*TASK REQUIREMENTS*
Check every line of the entries for "into", and copy the lines that hold it.

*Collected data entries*
++++++++
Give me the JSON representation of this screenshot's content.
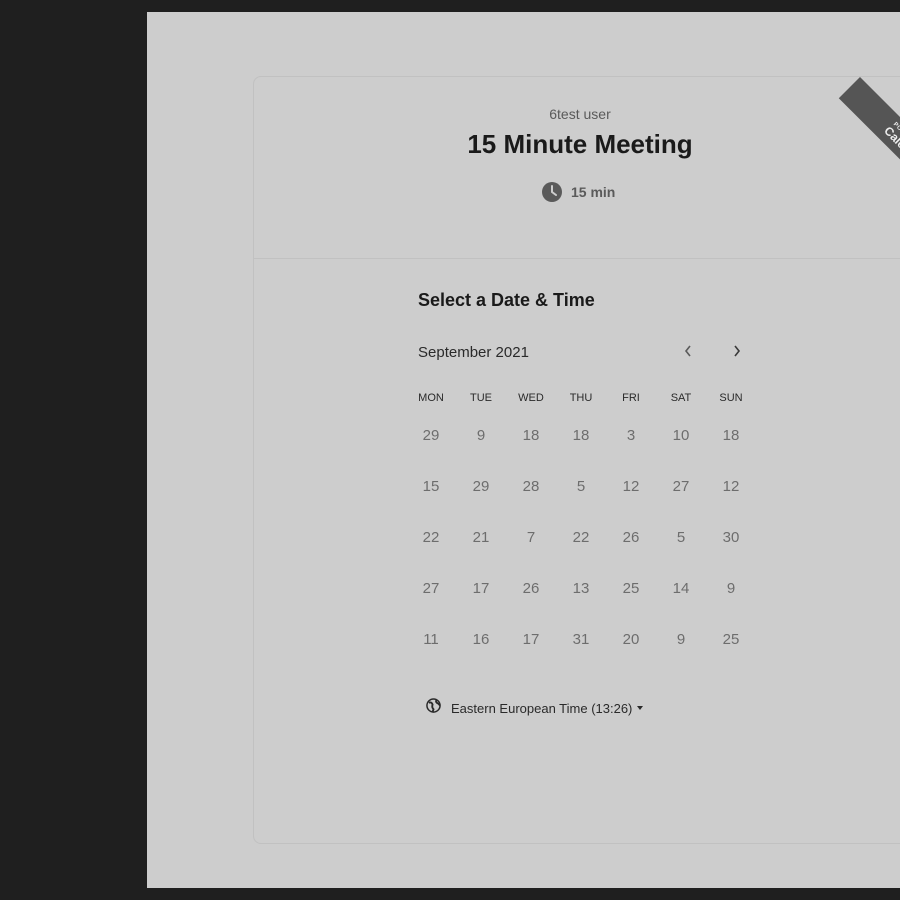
{
  "event": {
    "owner": "6test user",
    "title": "15 Minute Meeting",
    "duration": "15 min"
  },
  "badge": {
    "top": "POWERED BY",
    "brand": "Calendly"
  },
  "calendar": {
    "section_title": "Select a Date & Time",
    "month": "September 2021",
    "weekdays": [
      "MON",
      "TUE",
      "WED",
      "THU",
      "FRI",
      "SAT",
      "SUN"
    ],
    "weeks": [
      [
        "29",
        "9",
        "18",
        "18",
        "3",
        "10",
        "18"
      ],
      [
        "15",
        "29",
        "28",
        "5",
        "12",
        "27",
        "12"
      ],
      [
        "22",
        "21",
        "7",
        "22",
        "26",
        "5",
        "30"
      ],
      [
        "27",
        "17",
        "26",
        "13",
        "25",
        "14",
        "9"
      ],
      [
        "11",
        "16",
        "17",
        "31",
        "20",
        "9",
        "25"
      ]
    ]
  },
  "timezone": {
    "label": "Eastern European Time (13:26)"
  },
  "icons": {
    "duration": "clock-icon",
    "prev": "chevron-left-icon",
    "next": "chevron-right-icon",
    "timezone": "globe-icon"
  }
}
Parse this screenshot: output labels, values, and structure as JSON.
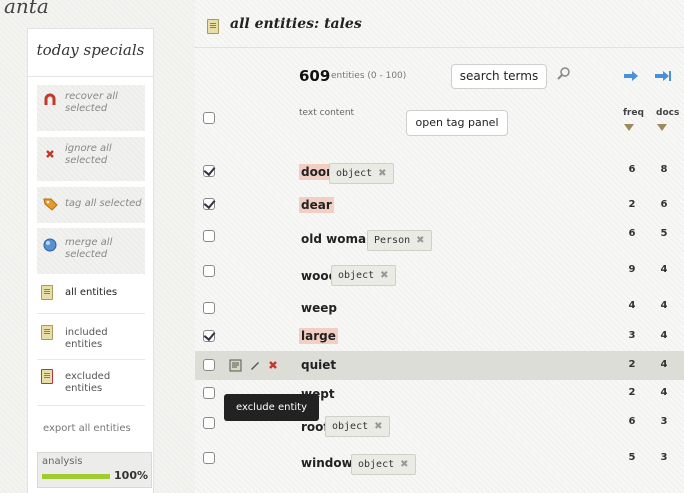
{
  "app": {
    "brand": "anta"
  },
  "sidebar": {
    "title": "today specials",
    "actions": [
      {
        "label": "recover all selected",
        "icon": "horseshoe-icon"
      },
      {
        "label": "ignore all selected",
        "icon": "red-x-icon"
      },
      {
        "label": "tag all selected",
        "icon": "tag-icon"
      },
      {
        "label": "merge all selected",
        "icon": "merge-icon"
      }
    ],
    "links": [
      {
        "label": "all entities",
        "icon": "document-icon"
      },
      {
        "label": "included entities",
        "icon": "document-check-icon"
      },
      {
        "label": "excluded entities",
        "icon": "document-excluded-icon"
      }
    ],
    "export_label": "export all entities",
    "analysis": {
      "label": "analysis",
      "progress": "100%",
      "progress_value": 1.0
    }
  },
  "main": {
    "title": "all entities: tales",
    "count": "609",
    "count_sub": "entities (0 - 100)",
    "search_button": "search terms",
    "columns": {
      "content": "text content",
      "freq": "freq",
      "docs": "docs"
    },
    "tag_panel_button": "open tag panel",
    "rows": [
      {
        "word": "door",
        "tag": "object",
        "freq": "6",
        "docs": "8",
        "checked": true,
        "highlighted": true
      },
      {
        "word": "dear",
        "tag": "",
        "freq": "2",
        "docs": "6",
        "checked": true,
        "highlighted": true
      },
      {
        "word": "old woman",
        "tag": "Person",
        "freq": "6",
        "docs": "5",
        "checked": false,
        "highlighted": false
      },
      {
        "word": "wood",
        "tag": "object",
        "freq": "9",
        "docs": "4",
        "checked": false,
        "highlighted": false
      },
      {
        "word": "weep",
        "tag": "",
        "freq": "4",
        "docs": "4",
        "checked": false,
        "highlighted": false
      },
      {
        "word": "large",
        "tag": "",
        "freq": "3",
        "docs": "4",
        "checked": true,
        "highlighted": true
      },
      {
        "word": "quiet",
        "tag": "",
        "freq": "2",
        "docs": "4",
        "checked": false,
        "highlighted": false
      },
      {
        "word": "wept",
        "tag": "",
        "freq": "2",
        "docs": "4",
        "checked": false,
        "highlighted": false
      },
      {
        "word": "roof",
        "tag": "object",
        "freq": "6",
        "docs": "3",
        "checked": false,
        "highlighted": false
      },
      {
        "word": "window",
        "tag": "object",
        "freq": "5",
        "docs": "3",
        "checked": false,
        "highlighted": false
      }
    ],
    "tag_remove_symbol": "✖",
    "tooltip": "exclude entity"
  },
  "colors": {
    "highlight": "#f3cfc3",
    "progress": "#9fcc2e",
    "row_hover": "#ddddd7"
  }
}
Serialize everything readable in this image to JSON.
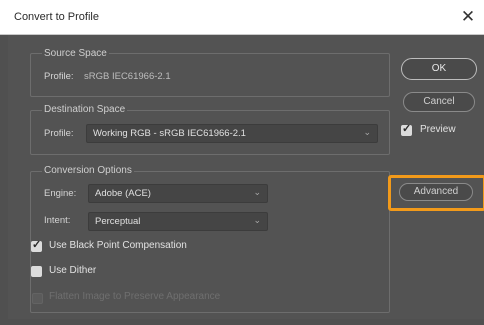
{
  "window": {
    "title": "Convert to Profile",
    "close_glyph": "✕"
  },
  "source_space": {
    "legend": "Source Space",
    "profile_label": "Profile:",
    "profile_value": "sRGB IEC61966-2.1"
  },
  "destination_space": {
    "legend": "Destination Space",
    "profile_label": "Profile:",
    "profile_value": "Working RGB - sRGB IEC61966-2.1"
  },
  "conversion_options": {
    "legend": "Conversion Options",
    "engine_label": "Engine:",
    "engine_value": "Adobe (ACE)",
    "intent_label": "Intent:",
    "intent_value": "Perceptual",
    "black_point_label": "Use Black Point Compensation",
    "dither_label": "Use Dither",
    "flatten_label": "Flatten Image to Preserve Appearance"
  },
  "buttons": {
    "ok": "OK",
    "cancel": "Cancel",
    "preview_label": "Preview",
    "advanced": "Advanced"
  },
  "colors": {
    "accent_highlight": "#f29a1a",
    "dialog_bg": "#535353"
  }
}
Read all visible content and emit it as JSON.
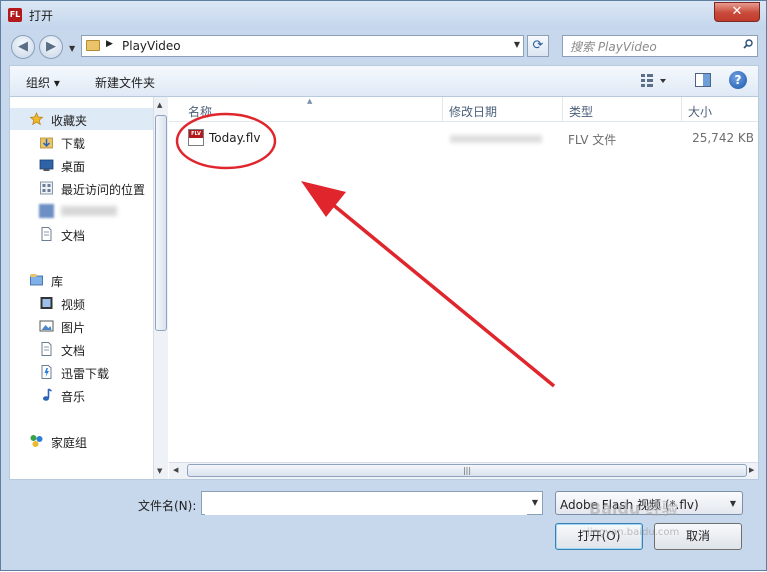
{
  "window": {
    "title": "打开",
    "app_badge": "FL",
    "close_glyph": "✕"
  },
  "nav": {
    "back_glyph": "◀",
    "forward_glyph": "▶",
    "address_path": "PlayVideo",
    "search_placeholder": "搜索 PlayVideo"
  },
  "toolbar": {
    "organize_label": "组织 ▾",
    "new_folder_label": "新建文件夹",
    "help_glyph": "?"
  },
  "sidebar": {
    "favorites": {
      "label": "收藏夹",
      "icon": "star-icon"
    },
    "favorite_items": [
      {
        "label": "下载",
        "icon": "download-folder-icon"
      },
      {
        "label": "桌面",
        "icon": "desktop-icon"
      },
      {
        "label": "最近访问的位置",
        "icon": "recent-places-icon"
      },
      {
        "label": "",
        "icon": "blurred-item-icon"
      },
      {
        "label": "文档",
        "icon": "document-icon"
      }
    ],
    "libraries": {
      "label": "库",
      "icon": "library-icon"
    },
    "library_items": [
      {
        "label": "视频",
        "icon": "video-icon"
      },
      {
        "label": "图片",
        "icon": "picture-icon"
      },
      {
        "label": "文档",
        "icon": "document-icon"
      },
      {
        "label": "迅雷下载",
        "icon": "thunder-download-icon"
      },
      {
        "label": "音乐",
        "icon": "music-icon"
      }
    ],
    "homegroup": {
      "label": "家庭组",
      "icon": "homegroup-icon"
    }
  },
  "columns": [
    "名称",
    "修改日期",
    "类型",
    "大小"
  ],
  "files": [
    {
      "name": "Today.flv",
      "modified": "",
      "type": "FLV 文件",
      "size": "25,742 KB",
      "icon_badge": "FLV"
    }
  ],
  "bottom": {
    "filename_label": "文件名(N):",
    "filename_value": "",
    "filetype_value": "Adobe Flash 视频 (*.flv)",
    "open_label": "打开(O)",
    "cancel_label": "取消"
  },
  "watermark": {
    "text": "Baidu 经验",
    "url": "jingyan.baidu.com"
  },
  "colors": {
    "annotation_red": "#e0262c",
    "frame": "#c7d8ec",
    "selection": "#dfeaf7"
  }
}
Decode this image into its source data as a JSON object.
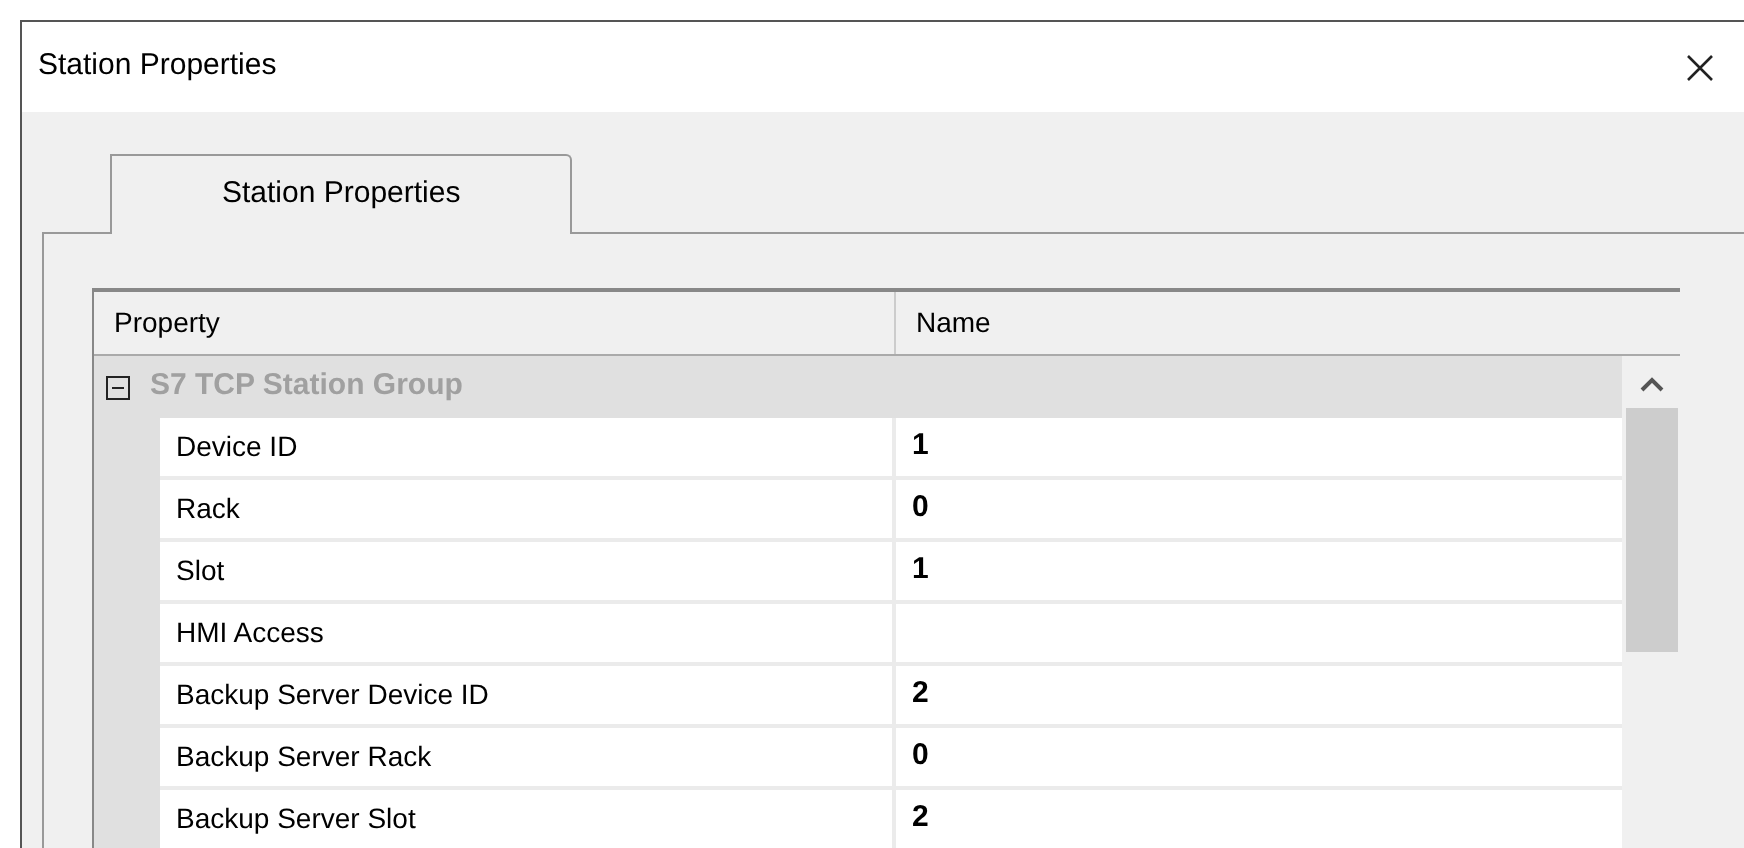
{
  "window": {
    "title": "Station Properties"
  },
  "tabs": [
    {
      "label": "Station Properties",
      "selected": true
    }
  ],
  "grid": {
    "columns": [
      "Property",
      "Name"
    ],
    "group": {
      "label": "S7 TCP Station Group",
      "expanded": true
    },
    "rows": [
      {
        "property": "Device ID",
        "value": "1"
      },
      {
        "property": "Rack",
        "value": "0"
      },
      {
        "property": "Slot",
        "value": "1"
      },
      {
        "property": "HMI Access",
        "value": ""
      },
      {
        "property": "Backup Server Device ID",
        "value": "2"
      },
      {
        "property": "Backup Server Rack",
        "value": "0"
      },
      {
        "property": "Backup Server Slot",
        "value": "2"
      }
    ]
  }
}
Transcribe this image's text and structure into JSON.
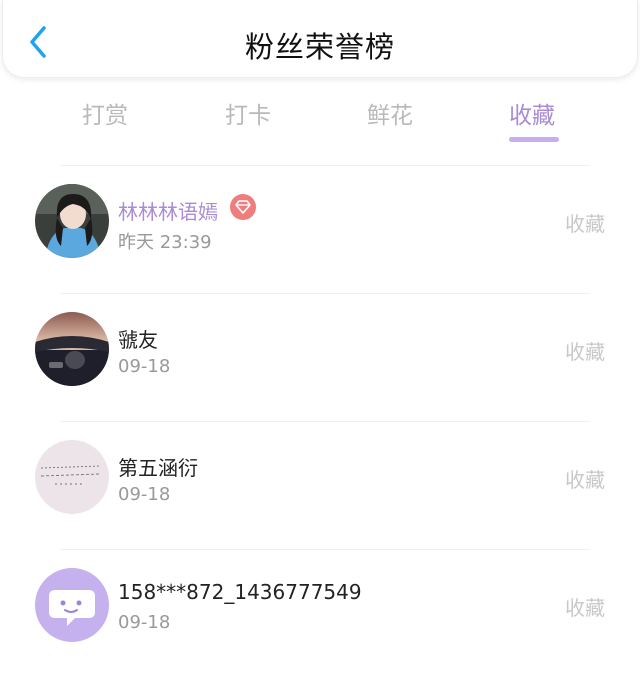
{
  "header": {
    "title": "粉丝荣誉榜",
    "back_icon": "chevron-left-icon",
    "accent": "#1fa3f0"
  },
  "tabs": [
    {
      "label": "打赏",
      "active": false
    },
    {
      "label": "打卡",
      "active": false
    },
    {
      "label": "鲜花",
      "active": false
    },
    {
      "label": "收藏",
      "active": true
    }
  ],
  "colors": {
    "active_tab": "#a98bd6",
    "inactive_tab": "#b9b9b9",
    "vip_name": "#a98bd6",
    "badge": "#ef7d7d"
  },
  "fans": [
    {
      "name": "林林林语嫣",
      "time": "昨天 23:39",
      "action": "收藏",
      "vip": true,
      "avatar_icon": "girl-photo-avatar"
    },
    {
      "name": "虢友",
      "time": "09-18",
      "action": "收藏",
      "vip": false,
      "avatar_icon": "car-sunset-photo-avatar"
    },
    {
      "name": "第五涵衍",
      "time": "09-18",
      "action": "收藏",
      "vip": false,
      "avatar_icon": "handwriting-note-avatar"
    },
    {
      "name": "158***872_1436777549",
      "time": "09-18",
      "action": "收藏",
      "vip": false,
      "avatar_icon": "chat-bubble-default-avatar"
    }
  ]
}
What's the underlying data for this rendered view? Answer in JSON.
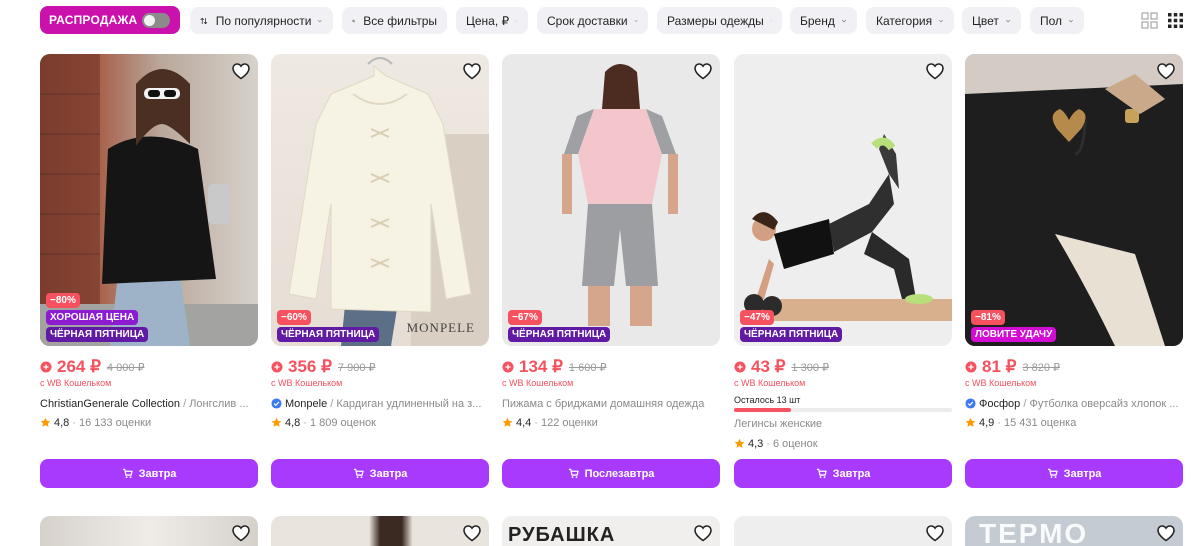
{
  "filters": {
    "sale_label": "РАСПРОДАЖА",
    "sort_label": "По популярности",
    "all_filters_label": "Все фильтры",
    "price_label": "Цена, ₽",
    "delivery_label": "Срок доставки",
    "sizes_label": "Размеры одежды",
    "brand_label": "Бренд",
    "category_label": "Категория",
    "color_label": "Цвет",
    "gender_label": "Пол"
  },
  "products": [
    {
      "badges": [
        "−80%",
        "ХОРОШАЯ ЦЕНА",
        "ЧЁРНАЯ ПЯТНИЦА"
      ],
      "price": "264 ₽",
      "old_price": "4 000 ₽",
      "wallet": "с WB Кошельком",
      "brand": "ChristianGenerale Collection",
      "name": "Лонгслив ...",
      "rating": "4,8",
      "reviews": "16 133 оценки",
      "button": "Завтра"
    },
    {
      "badges": [
        "−60%",
        "ЧЁРНАЯ ПЯТНИЦА"
      ],
      "price": "356 ₽",
      "old_price": "7 900 ₽",
      "wallet": "с WB Кошельком",
      "brand": "Monpele",
      "name": "Кардиган удлиненный на з...",
      "rating": "4,8",
      "reviews": "1 809 оценок",
      "image_text": "MONPELE",
      "button": "Завтра"
    },
    {
      "badges": [
        "−67%",
        "ЧЁРНАЯ ПЯТНИЦА"
      ],
      "price": "134 ₽",
      "old_price": "1 600 ₽",
      "wallet": "с WB Кошельком",
      "name": "Пижама с бриджами домашняя одежда",
      "rating": "4,4",
      "reviews": "122 оценки",
      "button": "Послезавтра"
    },
    {
      "badges": [
        "−47%",
        "ЧЁРНАЯ ПЯТНИЦА"
      ],
      "price": "43 ₽",
      "old_price": "1 300 ₽",
      "wallet": "с WB Кошельком",
      "stock_label": "Осталось 13 шт",
      "stock_fraction": 0.26,
      "name": "Легинсы женские",
      "rating": "4,3",
      "reviews": "6 оценок",
      "button": "Завтра"
    },
    {
      "badges": [
        "−81%",
        "ЛОВИТЕ УДАЧУ"
      ],
      "price": "81 ₽",
      "old_price": "3 820 ₽",
      "wallet": "с WB Кошельком",
      "brand": "Фосфор",
      "name": "Футболка оверсайз хлопок ...",
      "rating": "4,9",
      "reviews": "15 431 оценка",
      "button": "Завтра"
    }
  ],
  "row2_texts": [
    "РУБАШКА",
    "ТЕРМО"
  ],
  "colors": {
    "sale_chip": "#cb11ab",
    "price": "#f5515f",
    "button": "#a73afd",
    "chip_bg": "#f1f1f5"
  }
}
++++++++
*ANSWER BOX*
Decode this image into its source data as a JSON object.
Transcribe this image's text and structure into JSON.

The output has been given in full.